Advancements in biotechnology and synthetic chemistry have also played a significant role in creating alternatives to natural ambergris.
Through meticulous analysis of its molecular composition, scientists have successfully synthesized molecules that mimic the complex scent profile of ambergris.
These synthetic substitutes offer a cruelty-free and sustainable option for perfumers, allowing them to create fragrances with similar characteristics to those traditionally associated with ambergris.
Additionally, perfumers have started to explore other natural ingredients with distinct marine and earthy qualities to substitute for ambergris.
Seaweed extracts, seawater accords, and botanical essences with earthy undertones have become popular choices for perfumers seeking to capture the essence of the ocean and the richness of the natural world.
Frequently Asked Questions (FAQs)
Q1. Is ambergris still used in commercial perfumes?
A1. While the use of natural ambergris has significantly decreased due to ethical concerns, some high-end perfumes may still contain traces of it. However, the fragrance industry is actively seeking sustainable alternatives.
Q2. Are synthetic alternatives as good as natural ambergris?
A2. Synthetic alternatives have come a long way in replicating the scent profile of natural ambergris. They offer a cruelty-free and sustainable option without compromising on fragrance quality.
Q3. What are some sustainable alternatives to ambergris in perfumery?
A3. Perfumers are exploring botanical extracts, seaweed extracts, and synthetic molecules that mimic the aroma of ambergris. These alternatives provide ethical and sustainable options for creating captivating fragrances.
Q4. Can the scent of ambergris be replicated exactly?
A4. While synthetic alternatives can come close to recreating the scent of ambergris, the exact complexity and evolution of the aroma are challenging to replicate entirely.

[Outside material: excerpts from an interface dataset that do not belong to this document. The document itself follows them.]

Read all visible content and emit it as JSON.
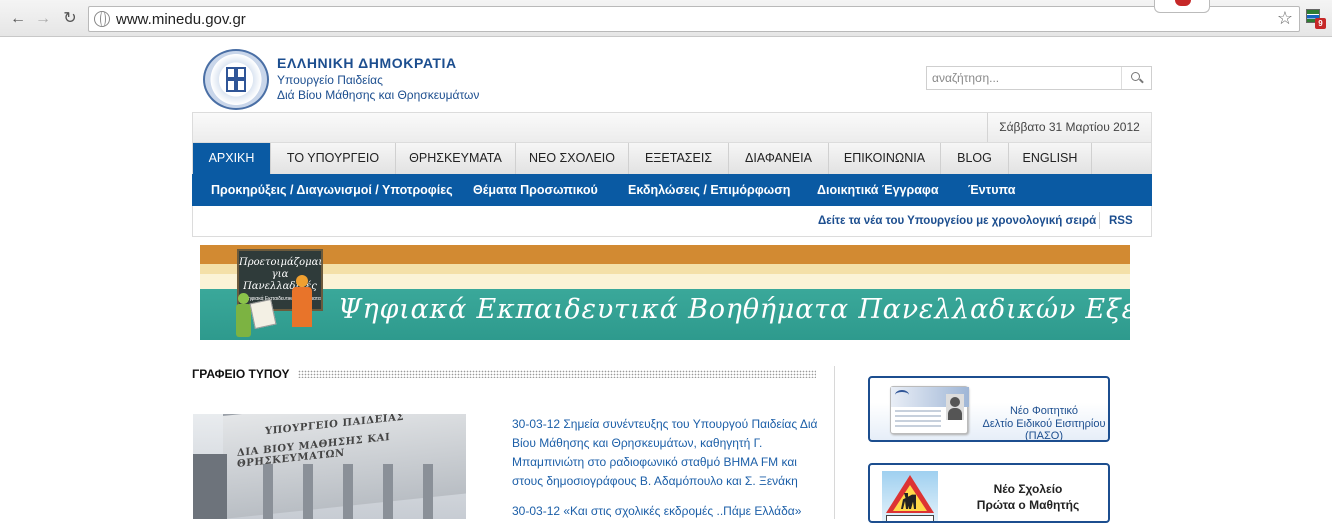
{
  "browser": {
    "url": "www.minedu.gov.gr",
    "extension_badge": "9"
  },
  "header": {
    "org_title": "ΕΛΛΗΝΙΚΗ ΔΗΜΟΚΡΑΤΙΑ",
    "org_subtitle_1": "Υπουργείο Παιδείας",
    "org_subtitle_2": "Διά Βίου Μάθησης και Θρησκευμάτων",
    "search_placeholder": "αναζήτηση..."
  },
  "date": "Σάββατο 31 Μαρτίου 2012",
  "main_nav": [
    {
      "label": "ΑΡΧΙΚΗ",
      "active": true
    },
    {
      "label": "ΤΟ ΥΠΟΥΡΓΕΙΟ"
    },
    {
      "label": "ΘΡΗΣΚΕΥΜΑΤΑ"
    },
    {
      "label": "ΝΕΟ ΣΧΟΛΕΙΟ"
    },
    {
      "label": "ΕΞΕΤΑΣΕΙΣ"
    },
    {
      "label": "ΔΙΑΦΑΝΕΙΑ"
    },
    {
      "label": "ΕΠΙΚΟΙΝΩΝΙΑ"
    },
    {
      "label": "BLOG"
    },
    {
      "label": "ENGLISH"
    }
  ],
  "sub_nav": [
    {
      "label": "Προκηρύξεις / Διαγωνισμοί / Υποτροφίες"
    },
    {
      "label": "Θέματα Προσωπικού"
    },
    {
      "label": "Εκδηλώσεις / Επιμόρφωση"
    },
    {
      "label": "Διοικητικά Έγγραφα"
    },
    {
      "label": "Έντυπα"
    }
  ],
  "news_bar": {
    "chronological_link": "Δείτε τα νέα του Υπουργείου με χρονολογική σειρά",
    "rss": "RSS"
  },
  "banner": {
    "board_line1": "Προετοιμάζομαι",
    "board_line2": "για",
    "board_line3": "Πανελλαδικές",
    "board_footer": "Ψηφιακά Εκπαιδευτικά Βοηθήματα",
    "title": "Ψηφιακά Εκπαιδευτικά Βοηθήματα Πανελλαδικών Εξετάσεων"
  },
  "press": {
    "section_title": "ΓΡΑΦΕΙΟ ΤΥΠΟΥ",
    "photo_sign_1": "ΥΠΟΥΡΓΕΙΟ ΠΑΙΔΕΙΑΣ",
    "photo_sign_2": "ΔΙΑ ΒΙΟΥ ΜΑΘΗΣΗΣ ΚΑΙ ΘΡΗΣΚΕΥΜΑΤΩΝ",
    "items": [
      {
        "text": "30-03-12 Σημεία συνέντευξης του Υπουργού Παιδείας Διά Βίου Μάθησης και Θρησκευμάτων, καθηγητή Γ. Μπαμπινιώτη στο ραδιοφωνικό σταθμό ΒΗΜΑ FM και στους δημοσιογράφους Β. Αδαμόπουλο και Σ. Ξενάκη"
      },
      {
        "text": "30-03-12 «Και στις σχολικές εκδρομές ..Πάμε Ελλάδα»"
      }
    ]
  },
  "sidebar": {
    "paso": {
      "line1": "Νέο Φοιτητικό",
      "line2": "Δελτίο Ειδικού Εισιτηρίου",
      "line3": "(ΠΑΣΟ)"
    },
    "school": {
      "line1": "Νέο Σχολείο",
      "line2": "Πρώτα ο Μαθητής"
    }
  }
}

Q5. How can consumers support sustainable perfumery practices?
A5. Consumers can choose perfumes from brands that prioritize sustainability, look for certifications like cruelty-free and environmentally friendly, and educate themselves about the ingredients used in fragrances.
Ambergris has a long and storied history in the world of perfumery. Its captivating scent and fixative properties have made it a cherished ingredient for centuries. However, ethical concerns surrounding its sourcing and the protection of endangered whale species have led to a shift in the fragrance industry. Perfumers are embracing sustainable practices and innovative alternatives to recreate the allure of ambergris while respecting environmental and ethical considerations.
As consumers become more conscious of the origins of the products they use, perfume houses are responding by incorporating sustainable practices into their formulations. The future of perfumery lies in the development of innovative and responsible sourcing methods, as well as the exploration of new ingredients and synthetic substitutes that can captivate the senses without compromising ethical standards.